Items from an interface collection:

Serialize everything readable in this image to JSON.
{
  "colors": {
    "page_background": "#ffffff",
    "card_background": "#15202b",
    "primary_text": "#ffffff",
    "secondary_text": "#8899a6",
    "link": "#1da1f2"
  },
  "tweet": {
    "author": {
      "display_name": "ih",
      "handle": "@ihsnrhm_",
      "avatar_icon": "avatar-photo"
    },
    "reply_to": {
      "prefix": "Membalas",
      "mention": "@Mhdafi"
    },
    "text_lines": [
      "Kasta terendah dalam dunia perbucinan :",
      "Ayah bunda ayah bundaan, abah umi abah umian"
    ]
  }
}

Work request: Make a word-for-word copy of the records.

Output of the task:
Serialize everything readable in this image to JSON.
{
  "colors": {
    "page_background": "#ffffff",
    "card_background": "#15202b",
    "primary_text": "#ffffff",
    "secondary_text": "#8899a6",
    "link": "#1da1f2"
  },
  "tweet": {
    "author": {
      "display_name": "ih",
      "handle": "@ihsnrhm_",
      "avatar_icon": "avatar-photo"
    },
    "reply_to": {
      "prefix": "Membalas",
      "mention": "@Mhdafi"
    },
    "text_lines": [
      "Kasta terendah dalam dunia perbucinan :",
      "Ayah bunda ayah bundaan, abah umi abah umian"
    ]
  }
}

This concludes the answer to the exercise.